Andrew Jones measures his survival from a near-deadly heart attack in five-minute events.
It's what his cardiologist told him was the difference between life and death.
If he'd waited five minutes longer to call for help, he'd be dead. If ambulance officers hadn't arrived at his Highland Park home in less than five minutes, he'd be dead. And if it had taken more than five minutes to bring him back to life after his heart stopped twice, he'd be dead.
Fortunately, he has more than five minutes to express his gratitude to those who saved his life and add his voice to St John's annual appeal week, which begins today and aims to raise money for more ambulances and equipment.
Jubilant after his brush with death, Mr Jones needs much more than five minutes.
The 53-year-old had a heart attack in his sleep five weeks ago, waking sweating and with pain at the top of his shoulder and in his jaw.
The St John Ambulance crew of Peter Holloway and Riaan du Plessis arrived three minutes after the call, about seven minutes before Mr Jones went into cardiac arrest.
When the pair put defibrillator pads on his chest, he knew cardiac arrest was coming. But he felt relief.
"I thought 'oh bugger, I'm going', but I also knew I was in good hands."
One shock restarted his heart.
He was taken to Auckland City Hospital, where he suffered a second cardiac arrest as he was being put on the operating table, and had sat up to thank the ambulance officers. Mr Jones said he couldn't think of anything else to do in the situation.
"Who wouldn't be thankful to the people who just saved your life? I thanked everybody then and in the hospital, from the tea lady to the surgeon."
For the officers who helped, including intensive care paramedic Rachael Wallen, the response was welcome, as it always is. Ms Wallen has been a paramedic for five years, but had notched less than one thank-you a year.
"We don't do it for the thank-yous, but it helps."

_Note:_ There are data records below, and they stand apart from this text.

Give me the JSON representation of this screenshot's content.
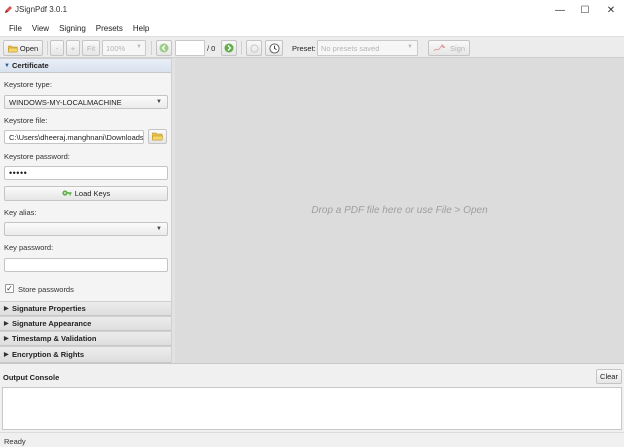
{
  "window": {
    "title": "JSignPdf 3.0.1",
    "minimize_glyph": "—",
    "maximize_glyph": "☐",
    "close_glyph": "✕"
  },
  "menu": [
    "File",
    "View",
    "Signing",
    "Presets",
    "Help"
  ],
  "toolbar": {
    "open_label": "Open",
    "zoom_out_label": "-",
    "zoom_in_label": "+",
    "fit_label": "Fit",
    "zoom_value": "100%",
    "page_input_value": "",
    "page_total": "/ 0",
    "preset_label": "Preset:",
    "preset_placeholder": "No presets saved",
    "sign_label": "Sign"
  },
  "sections": {
    "certificate": "Certificate",
    "signature_properties": "Signature Properties",
    "signature_appearance": "Signature Appearance",
    "timestamp_validation": "Timestamp & Validation",
    "encryption_rights": "Encryption & Rights"
  },
  "certificate": {
    "keystore_type_label": "Keystore type:",
    "keystore_type_value": "WINDOWS-MY-LOCALMACHINE",
    "keystore_file_label": "Keystore file:",
    "keystore_file_value": "C:\\Users\\dheeraj.manghnani\\Downloads",
    "keystore_password_label": "Keystore password:",
    "keystore_password_value": "•••••",
    "load_keys_label": "Load Keys",
    "key_alias_label": "Key alias:",
    "key_alias_value": "",
    "key_password_label": "Key password:",
    "key_password_value": "",
    "store_passwords_label": "Store passwords",
    "store_passwords_checked": "✓"
  },
  "main": {
    "drop_hint": "Drop a PDF file here or use File > Open"
  },
  "console": {
    "title": "Output Console",
    "clear_label": "Clear",
    "content": ""
  },
  "status": {
    "text": "Ready"
  },
  "icons": {
    "app": "pen-icon",
    "open": "folder-open-icon",
    "prev_page": "arrow-left-icon",
    "next_page": "arrow-right-icon",
    "history": "clock-icon",
    "sign": "signature-pen-icon",
    "browse": "folder-icon",
    "load_keys": "keys-icon"
  },
  "colors": {
    "accent_green": "#5fae4a",
    "folder_yellow": "#e9c24a",
    "section_open": "#dbe4f0"
  }
}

For Mr Jones, expressing his gratitude is only one way he wants to give back.
Mostly, he wants everyone to support the organisation that helped save his life and could help save theirs.
Encouraging others to learn CPR and confidently use defibrillators was also at the top of his list. Both techniques gave responding ambulance officers a better chance of saving patients once they had arrived.
He learned first aid because of a long history of heart problems in his own family - his sister died unexpectedly of a heart attack aged 24 and both his parents also suffered heart attacks - but said his knowledge helped keep him calm during his own heart attack.
It had also helped him to save an elderly woman's life when she suffered a cardiac arrest in Queen St 20 years ago, Mr Jones said.
"Let's start backing St John and let's start backing ourselves. Use these guys - get the training, start saving yourself and start saving others."
• St John treated and transported more than 425,000 patients via ambulance last year.
• The organisation, run by staff and volunteers, responded to 455,000 111 emergency calls over the same period.
• Each fully equipped yellow ambulance cost more than $180,000 to buy, while an advanced life support defibrillator is worth about $40,000. It costs $2740 to run one ambulance each day.
How to donate
Donations can be made at www.stjohnappeal.org.nz and at ASB branches, Briscoes and Rebel Sports stores during appeal week, or ph 0800 ST JOHN (0800 785 646). Collectors will be in communities throughout New Zealand, and Z Energy stations are selling St John sticking plasters.